It might be a good idea to intentionally implement consent as your decision-making method. It might work best if you just formulate it in plain language: “From now on, a decision is made when no one in the group objects.”
Consent and dealing with objections is an art and a science but that’s for another time. For now, I want to give you two magic phrases that prime your team for consent as a decision-making method.
Magic phrases for consent decision-making from sociocracy
- I don’t think we can all get what we’d prefer here because there are just too many different needs on the table. How about we shoot for a decision that everyone in the room can work with instead of trying to make it perfect? Then we could try it out and see how it plays out.
- I want to be sure that no one in the room walks away with a decision that is going to keep them from doing good work. Let’s talk until we have a decision that is good enough for everyone.
What to expect after implementing decision making tools from sociocracy
You might run into issues using rounds, small group mandate or consent. We have seen organizations implement sociocracy decision making tools, incrementally or half-heartedly and run into issues. Self-management isn’t easy or without bumps in the road. When things are not going as smoothly as you were hoping, that’s just feedback. No reason to panic or to throw in the towel. (Peek into this article to read about the most typical struggles and how to fix them.)

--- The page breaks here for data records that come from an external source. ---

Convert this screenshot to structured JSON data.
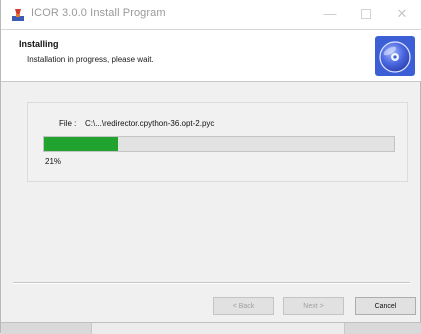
{
  "window": {
    "title": "ICOR 3.0.0 Install Program",
    "controls": {
      "minimize_glyph": "—",
      "close_glyph": "✕"
    }
  },
  "header": {
    "title": "Installing",
    "subtitle": "Installation in progress, please wait."
  },
  "content": {
    "file_label": "File :",
    "file_path": "C:\\...\\redirector.cpython-36.opt-2.pyc",
    "progress_percent": 21,
    "progress_text": "21%"
  },
  "footer": {
    "back_label": "< Back",
    "next_label": "Next >",
    "cancel_label": "Cancel"
  },
  "colors": {
    "progress_fill": "#21a330",
    "disc_icon": "#3d5fd6"
  },
  "icons": {
    "app": "installer-app-icon",
    "logo": "disc-icon"
  }
}
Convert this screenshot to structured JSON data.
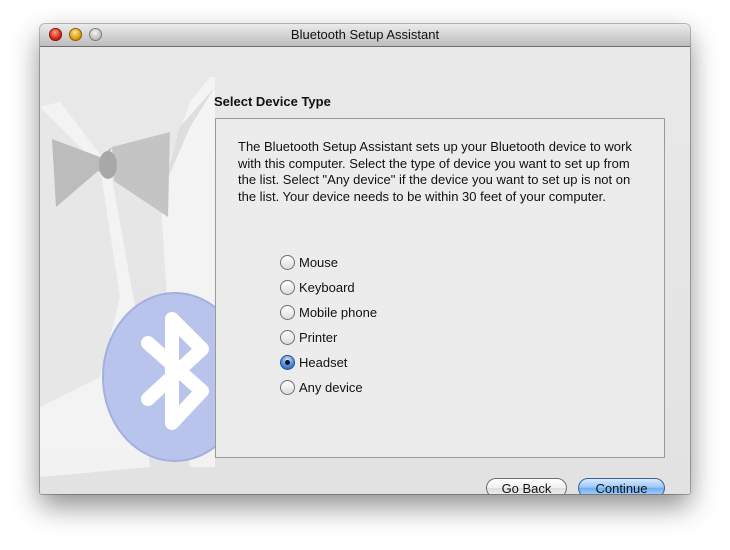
{
  "window": {
    "title": "Bluetooth Setup Assistant"
  },
  "page": {
    "section_title": "Select Device Type",
    "description": "The Bluetooth Setup Assistant sets up your Bluetooth device to work with this computer. Select the type of device you want to set up from the list. Select \"Any device\" if the device you want to set up is not on the list. Your device needs to be within 30 feet of your computer."
  },
  "device_types": {
    "selected": "Headset",
    "options": [
      {
        "label": "Mouse",
        "selected": false
      },
      {
        "label": "Keyboard",
        "selected": false
      },
      {
        "label": "Mobile phone",
        "selected": false
      },
      {
        "label": "Printer",
        "selected": false
      },
      {
        "label": "Headset",
        "selected": true
      },
      {
        "label": "Any device",
        "selected": false
      }
    ]
  },
  "buttons": {
    "back_label": "Go Back",
    "continue_label": "Continue"
  },
  "colors": {
    "default_button": "#6faeef",
    "bluetooth_badge": "#b9c4ec"
  },
  "icons": {
    "background": "tuxedo-bluetooth-icon"
  }
}
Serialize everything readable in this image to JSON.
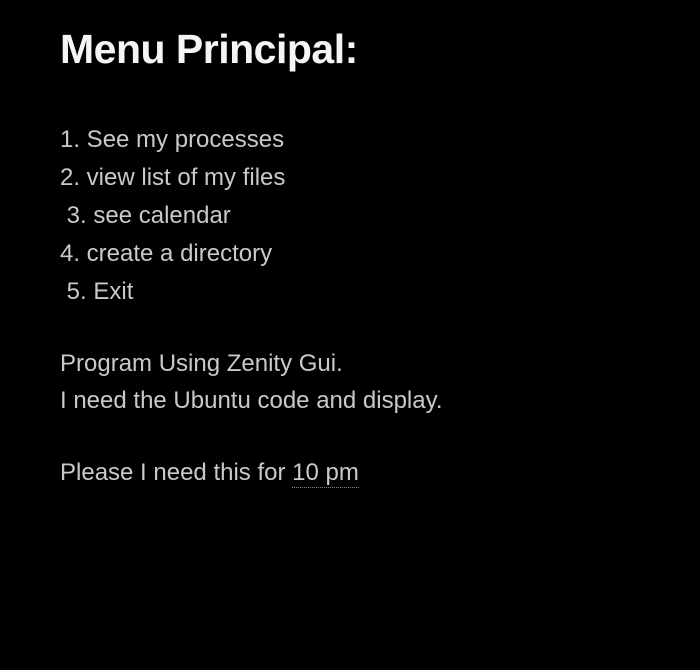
{
  "title": "Menu Principal:",
  "menu": {
    "item1": "1. See my processes",
    "item2": "2. view list of my files",
    "item3": " 3. see calendar",
    "item4": "4. create a directory",
    "item5": " 5. Exit"
  },
  "description": {
    "line1": "Program Using Zenity Gui.",
    "line2": "I need the Ubuntu code and display."
  },
  "deadline": {
    "prefix": "Please I need this for ",
    "time": "10 pm"
  }
}
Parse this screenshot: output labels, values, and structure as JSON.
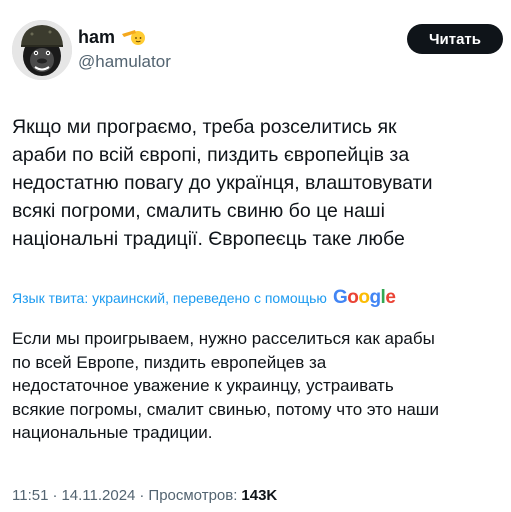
{
  "author": {
    "display_name": "ham",
    "handle": "@hamulator",
    "avatar_icon": "gorilla-avatar",
    "name_emoji": "saluting-face-emoji"
  },
  "follow_button": {
    "label": "Читать"
  },
  "tweet_text": "Якщо ми програємо, треба розселитись як\nараби по всій європі, пиздить європейців за\nнедостатню повагу до українця, влаштовувати\nвсякі погроми, смалить свиню бо це наші\nнаціональні традиції. Європеєць таке любе",
  "translation": {
    "label": "Язык твита: украинский, переведено с помощью",
    "provider_logo": "Google",
    "text": "Если мы проигрываем, нужно расселиться как арабы\nпо всей Европе, пиздить европейцев за\nнедостаточное уважение к украинцу, устраивать\nвсякие погромы, смалит свинью, потому что это наши\nнациональные традиции."
  },
  "meta": {
    "time": "11:51",
    "date": "14.11.2024",
    "views_label": "Просмотров:",
    "views_count": "143K"
  },
  "colors": {
    "link": "#1d9bf0",
    "secondary": "#536471",
    "button_bg": "#0f1419"
  }
}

Sociocracy gives you the option of starting small. But the more features you “unlock”, the more benefit you will get. As you might have noticed, the three tools named here support each other:
- Consent is easier to do with small group mandate and rounds.
- Rounds are more doable in small groups and more focused and targeted with consent decision-making.
- Small group mandate can be boosted by consent decision-making and rounds.
And you don’t even have to stop there. Add sociocratic elections, roles, term ends and evaluation, feedback loops, the art of dealing with objections, role improvement, meeting format, collaborative ways of generating proposals, and most of all honest and constructive feedback, and your self-governance will be smooth, gentle and quiet.
Part 1 is here. Part 2 is here.
Republished with permission.
Featured Image added by Enlivening Edge Magazine. Image by Gerd Altmann from Pixabay